Golestan is a hardscrabble valley in southeastern Afghanistan where opium poppy farming is the main business and the Taliban are ever present. There are no paved roads, cell phone service or medical facilities. With no Afghan army troops in the district, security falls to the police.
The Taliban have threatened or attacked Golestan's 40 or so officers and their families. The officers' former commander is believed to be corrupt and pro-Taliban, and several of his sympathizers remain on the force. There are judges and a courthouse in the district headquarters, but police make few arrests and hardly any of those make it to court.

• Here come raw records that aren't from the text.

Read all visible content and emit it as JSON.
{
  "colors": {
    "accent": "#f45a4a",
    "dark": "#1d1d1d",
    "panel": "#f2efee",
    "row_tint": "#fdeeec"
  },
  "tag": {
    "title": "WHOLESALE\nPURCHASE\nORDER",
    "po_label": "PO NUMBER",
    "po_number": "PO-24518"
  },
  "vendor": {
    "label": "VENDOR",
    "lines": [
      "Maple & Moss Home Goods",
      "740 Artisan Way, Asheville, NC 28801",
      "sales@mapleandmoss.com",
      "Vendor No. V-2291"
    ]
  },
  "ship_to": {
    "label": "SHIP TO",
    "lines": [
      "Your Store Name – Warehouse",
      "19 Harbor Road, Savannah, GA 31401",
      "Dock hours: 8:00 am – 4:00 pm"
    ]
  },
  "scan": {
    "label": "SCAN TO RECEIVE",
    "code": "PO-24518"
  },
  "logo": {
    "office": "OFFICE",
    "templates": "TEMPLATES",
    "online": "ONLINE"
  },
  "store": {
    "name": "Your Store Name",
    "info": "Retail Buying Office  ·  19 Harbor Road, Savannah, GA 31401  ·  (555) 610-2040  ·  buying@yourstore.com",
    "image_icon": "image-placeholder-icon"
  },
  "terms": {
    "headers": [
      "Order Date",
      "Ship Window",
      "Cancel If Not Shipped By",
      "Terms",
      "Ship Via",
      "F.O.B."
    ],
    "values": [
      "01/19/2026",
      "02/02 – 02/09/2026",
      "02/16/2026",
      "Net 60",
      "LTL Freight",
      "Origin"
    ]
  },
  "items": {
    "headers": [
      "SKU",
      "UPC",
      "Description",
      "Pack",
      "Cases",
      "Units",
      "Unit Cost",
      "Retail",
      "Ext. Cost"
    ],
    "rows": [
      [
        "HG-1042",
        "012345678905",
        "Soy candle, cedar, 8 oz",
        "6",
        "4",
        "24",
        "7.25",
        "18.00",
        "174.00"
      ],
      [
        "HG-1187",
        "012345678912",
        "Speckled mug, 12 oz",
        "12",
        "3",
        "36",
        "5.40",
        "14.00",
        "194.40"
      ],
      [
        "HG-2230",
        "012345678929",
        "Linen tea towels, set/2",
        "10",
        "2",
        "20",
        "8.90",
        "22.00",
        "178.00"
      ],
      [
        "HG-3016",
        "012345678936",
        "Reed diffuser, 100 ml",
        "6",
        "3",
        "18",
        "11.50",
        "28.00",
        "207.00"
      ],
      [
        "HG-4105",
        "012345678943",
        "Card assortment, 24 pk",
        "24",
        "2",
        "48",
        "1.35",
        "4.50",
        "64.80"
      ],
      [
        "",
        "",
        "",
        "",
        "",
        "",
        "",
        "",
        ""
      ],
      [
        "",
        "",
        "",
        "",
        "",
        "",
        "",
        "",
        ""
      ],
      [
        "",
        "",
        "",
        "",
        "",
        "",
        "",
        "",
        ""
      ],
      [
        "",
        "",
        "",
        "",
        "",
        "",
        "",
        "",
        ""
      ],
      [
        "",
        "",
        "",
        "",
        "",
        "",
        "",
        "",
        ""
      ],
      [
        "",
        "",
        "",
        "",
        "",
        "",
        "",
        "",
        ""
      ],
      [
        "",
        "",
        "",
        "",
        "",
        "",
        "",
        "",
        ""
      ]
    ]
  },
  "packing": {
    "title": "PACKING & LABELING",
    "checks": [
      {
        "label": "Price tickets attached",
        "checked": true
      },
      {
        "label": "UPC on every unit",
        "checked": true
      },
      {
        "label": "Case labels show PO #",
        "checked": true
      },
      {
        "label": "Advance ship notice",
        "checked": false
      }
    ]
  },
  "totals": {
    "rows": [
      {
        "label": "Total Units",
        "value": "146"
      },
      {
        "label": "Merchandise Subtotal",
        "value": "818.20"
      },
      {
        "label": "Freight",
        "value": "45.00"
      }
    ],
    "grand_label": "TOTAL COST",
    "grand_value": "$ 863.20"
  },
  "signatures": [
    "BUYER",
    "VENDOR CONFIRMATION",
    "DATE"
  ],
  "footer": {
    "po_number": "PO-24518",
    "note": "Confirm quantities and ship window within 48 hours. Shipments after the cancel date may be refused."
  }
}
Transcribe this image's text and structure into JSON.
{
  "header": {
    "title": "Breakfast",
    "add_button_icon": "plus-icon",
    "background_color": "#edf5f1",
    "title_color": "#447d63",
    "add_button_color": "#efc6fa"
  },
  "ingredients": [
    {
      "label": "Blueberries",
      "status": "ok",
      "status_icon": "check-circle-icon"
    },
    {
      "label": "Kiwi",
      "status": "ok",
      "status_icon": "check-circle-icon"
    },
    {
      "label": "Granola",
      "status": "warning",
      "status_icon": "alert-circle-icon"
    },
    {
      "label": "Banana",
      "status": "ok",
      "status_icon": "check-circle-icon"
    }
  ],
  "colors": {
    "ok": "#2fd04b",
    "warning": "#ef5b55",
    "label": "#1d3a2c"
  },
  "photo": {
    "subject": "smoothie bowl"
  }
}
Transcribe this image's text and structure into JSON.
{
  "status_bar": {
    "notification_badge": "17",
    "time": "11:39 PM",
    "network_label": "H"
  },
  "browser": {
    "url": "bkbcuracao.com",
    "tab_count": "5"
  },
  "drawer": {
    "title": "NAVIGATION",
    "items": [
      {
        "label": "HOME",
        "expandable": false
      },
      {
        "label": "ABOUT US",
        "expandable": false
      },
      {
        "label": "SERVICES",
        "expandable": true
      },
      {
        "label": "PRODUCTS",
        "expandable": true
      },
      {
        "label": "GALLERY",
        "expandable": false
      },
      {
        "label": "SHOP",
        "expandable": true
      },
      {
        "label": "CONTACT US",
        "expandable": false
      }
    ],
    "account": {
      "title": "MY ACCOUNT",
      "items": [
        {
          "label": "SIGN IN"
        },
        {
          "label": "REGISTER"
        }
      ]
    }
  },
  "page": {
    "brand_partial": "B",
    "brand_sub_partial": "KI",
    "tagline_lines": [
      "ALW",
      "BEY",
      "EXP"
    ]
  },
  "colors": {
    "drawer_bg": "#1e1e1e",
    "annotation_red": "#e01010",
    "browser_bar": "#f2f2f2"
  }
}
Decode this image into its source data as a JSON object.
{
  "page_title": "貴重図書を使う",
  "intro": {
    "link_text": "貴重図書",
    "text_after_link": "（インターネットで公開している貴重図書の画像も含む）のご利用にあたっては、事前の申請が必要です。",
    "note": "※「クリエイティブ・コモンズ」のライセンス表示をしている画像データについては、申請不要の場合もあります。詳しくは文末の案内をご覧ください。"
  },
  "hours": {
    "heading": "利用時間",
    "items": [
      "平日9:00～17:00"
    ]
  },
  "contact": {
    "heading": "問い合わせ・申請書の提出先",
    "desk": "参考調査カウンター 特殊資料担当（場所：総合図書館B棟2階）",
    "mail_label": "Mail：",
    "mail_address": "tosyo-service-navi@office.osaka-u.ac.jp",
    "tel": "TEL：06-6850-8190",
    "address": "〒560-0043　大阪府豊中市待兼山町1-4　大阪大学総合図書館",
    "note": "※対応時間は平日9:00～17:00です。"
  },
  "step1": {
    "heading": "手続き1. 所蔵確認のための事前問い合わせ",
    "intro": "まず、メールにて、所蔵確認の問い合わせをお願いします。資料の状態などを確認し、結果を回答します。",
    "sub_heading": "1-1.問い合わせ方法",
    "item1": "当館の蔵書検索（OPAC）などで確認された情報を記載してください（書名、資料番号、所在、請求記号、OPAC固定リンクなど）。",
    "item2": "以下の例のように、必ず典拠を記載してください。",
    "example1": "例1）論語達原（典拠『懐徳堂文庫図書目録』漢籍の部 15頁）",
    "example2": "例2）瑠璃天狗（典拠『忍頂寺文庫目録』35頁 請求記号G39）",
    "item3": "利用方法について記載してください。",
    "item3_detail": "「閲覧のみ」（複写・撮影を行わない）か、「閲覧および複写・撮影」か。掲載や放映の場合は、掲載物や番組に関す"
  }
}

The police here have four unarmored trucks, Kalashnikov assault rifles, rocket-propelled grenades and other weapons. But they complain of ammunition shortages. About 30 officers have left the squad in the last 18 months, most citing warnings from the Taliban.
Marines who work with the police in Golestan say those still in the force are generally keen and tenacious, and as sons of the valley, they provide vital intelligence about an enemy most Americans never see. The Afghan translator working with them says the police generally turn down missions not because they are dangerous, but because they could be short on action and hence boring.
The American trainer of the unit that didn't want to go on a patrol in the rain on Sunday spoke to the AP on condition of anonymity, because he was not authorized by his security company to talk to reporters.
Previous attempts to train the police have involved such measures as sending units for eight-week training courses and then embedding instructors with them. The U.S. Defense and State departments have been coordinating American efforts since 2005 and have spent $6.2 billion on the effort, according to the March report by the U.S. Government Accountability Office.
But such efforts have faltered partly because of a lack of mentors on the ground and poor coordination among different agencies and countries involved, the report said.
The U.S. now hopes to recruit more mentors and address other problems as well.
George Earhart, a former police officer from Dearborn, Michigan, broke off his retirement to take a job with the Marines advising them how to train the Afghan force. Many of his answers to questions from a Western reporter about the force begin with the disclaimer: "It is not like in our country."
"We need to get them out, fighting on their own and get the people confident," said Earhart, now six weeks into the job. "It is like an ink spot. It will spread out."
On a recent patrol, two policemen accompanied a squad of Marines. Dressed in office shoes and carrying only Kalashnikovs, the police stood out among their American colleagues wearing combat fatigues, body armor, and modern automatic weapons. But the Afghans took the lead in searching and questioning people.
"We have what we have, and we work with them," said Marine Capt. Robert J. Tart, of New York City. "They are out there, willing to provide security for their own people. To have them with the Marines, that is a big win already."
Perhaps the bigger challenge is what happens after the Marines leave.
Two weeks ago, police deputy commander Abdullah Tawkalai's house was attacked by about 40 insurgents firing rocket-propelled grenades and automatic weapons. He and others in the house returned fire, keeping the attackers at bay long enough so that they fled, apparently fearing Marines would come to back up the police.
But the militants first shouted a warning, Tawkalai said: "We will kill all your family, even the small children."
Tawkalai's family has now moved away, and he and the rest of the force are sleeping in the station, a stone's throw from the Marine base. Contractors and the cleaner also stay there for fear of Taliban attack.
"I will tell you, if the Marines ever leave this valley, I will go before them," he said, with a laugh.